— EXERCISE OBJECTIVE —
The expected answer is the complete listing, reproduced character for character.

— DATA SHOWN —
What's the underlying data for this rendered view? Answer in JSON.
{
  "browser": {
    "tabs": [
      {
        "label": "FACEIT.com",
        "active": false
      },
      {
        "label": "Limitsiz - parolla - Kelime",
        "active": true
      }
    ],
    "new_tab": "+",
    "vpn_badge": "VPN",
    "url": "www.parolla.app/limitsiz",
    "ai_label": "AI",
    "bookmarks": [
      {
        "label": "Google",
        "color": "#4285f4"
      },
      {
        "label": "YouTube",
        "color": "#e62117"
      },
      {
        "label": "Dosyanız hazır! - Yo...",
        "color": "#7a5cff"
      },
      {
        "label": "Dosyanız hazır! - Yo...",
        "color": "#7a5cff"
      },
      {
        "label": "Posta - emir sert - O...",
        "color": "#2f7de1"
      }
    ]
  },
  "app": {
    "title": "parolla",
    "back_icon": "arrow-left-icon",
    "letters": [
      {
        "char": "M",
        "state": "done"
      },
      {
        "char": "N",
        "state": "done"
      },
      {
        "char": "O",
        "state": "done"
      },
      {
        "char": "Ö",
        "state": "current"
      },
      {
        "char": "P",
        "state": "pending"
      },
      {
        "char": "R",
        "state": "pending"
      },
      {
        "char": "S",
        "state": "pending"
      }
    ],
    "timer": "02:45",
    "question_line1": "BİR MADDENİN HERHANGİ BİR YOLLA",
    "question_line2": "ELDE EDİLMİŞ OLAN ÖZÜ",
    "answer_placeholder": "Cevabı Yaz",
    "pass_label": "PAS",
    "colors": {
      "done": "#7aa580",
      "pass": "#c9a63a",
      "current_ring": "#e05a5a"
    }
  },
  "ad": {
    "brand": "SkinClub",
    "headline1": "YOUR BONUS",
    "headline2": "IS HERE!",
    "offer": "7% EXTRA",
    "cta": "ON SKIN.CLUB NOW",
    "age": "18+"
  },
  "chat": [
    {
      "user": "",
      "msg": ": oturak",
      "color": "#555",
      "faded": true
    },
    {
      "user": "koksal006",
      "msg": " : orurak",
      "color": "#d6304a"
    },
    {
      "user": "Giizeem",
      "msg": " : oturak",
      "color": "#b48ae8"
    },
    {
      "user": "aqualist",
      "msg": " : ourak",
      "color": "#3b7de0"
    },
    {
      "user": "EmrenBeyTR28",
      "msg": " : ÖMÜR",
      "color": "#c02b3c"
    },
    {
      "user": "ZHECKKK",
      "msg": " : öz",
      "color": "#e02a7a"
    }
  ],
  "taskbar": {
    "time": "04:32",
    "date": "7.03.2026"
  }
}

— WORKED SOLUTION —
What's the underlying data for this rendered view? Answer in JSON.
{
  "browser": {
    "tabs": [
      {
        "label": "FACEIT.com",
        "active": false
      },
      {
        "label": "Limitsiz - parolla - Kelime",
        "active": true
      }
    ],
    "new_tab": "+",
    "vpn_badge": "VPN",
    "url": "www.parolla.app/limitsiz",
    "ai_label": "AI",
    "bookmarks": [
      {
        "label": "Google",
        "color": "#4285f4"
      },
      {
        "label": "YouTube",
        "color": "#e62117"
      },
      {
        "label": "Dosyanız hazır! - Yo...",
        "color": "#7a5cff"
      },
      {
        "label": "Dosyanız hazır! - Yo...",
        "color": "#7a5cff"
      },
      {
        "label": "Posta - emir sert - O...",
        "color": "#2f7de1"
      }
    ]
  },
  "app": {
    "title": "parolla",
    "back_icon": "arrow-left-icon",
    "letters": [
      {
        "char": "M",
        "state": "done"
      },
      {
        "char": "N",
        "state": "done"
      },
      {
        "char": "O",
        "state": "done"
      },
      {
        "char": "Ö",
        "state": "current"
      },
      {
        "char": "P",
        "state": "pending"
      },
      {
        "char": "R",
        "state": "pending"
      },
      {
        "char": "S",
        "state": "pending"
      }
    ],
    "timer": "02:45",
    "question_line1": "BİR MADDENİN HERHANGİ BİR YOLLA",
    "question_line2": "ELDE EDİLMİŞ OLAN ÖZÜ",
    "answer_placeholder": "Cevabı Yaz",
    "pass_label": "PAS",
    "colors": {
      "done": "#7aa580",
      "pass": "#c9a63a",
      "current_ring": "#e05a5a"
    }
  },
  "ad": {
    "brand": "SkinClub",
    "headline1": "YOUR BONUS",
    "headline2": "IS HERE!",
    "offer": "7% EXTRA",
    "cta": "ON SKIN.CLUB NOW",
    "age": "18+"
  },
  "chat": [
    {
      "user": "",
      "msg": ": oturak",
      "color": "#555",
      "faded": true
    },
    {
      "user": "koksal006",
      "msg": " : orurak",
      "color": "#d6304a"
    },
    {
      "user": "Giizeem",
      "msg": " : oturak",
      "color": "#b48ae8"
    },
    {
      "user": "aqualist",
      "msg": " : ourak",
      "color": "#3b7de0"
    },
    {
      "user": "EmrenBeyTR28",
      "msg": " : ÖMÜR",
      "color": "#c02b3c"
    },
    {
      "user": "ZHECKKK",
      "msg": " : öz",
      "color": "#e02a7a"
    }
  ],
  "taskbar": {
    "time": "04:32",
    "date": "7.03.2026"
  }
}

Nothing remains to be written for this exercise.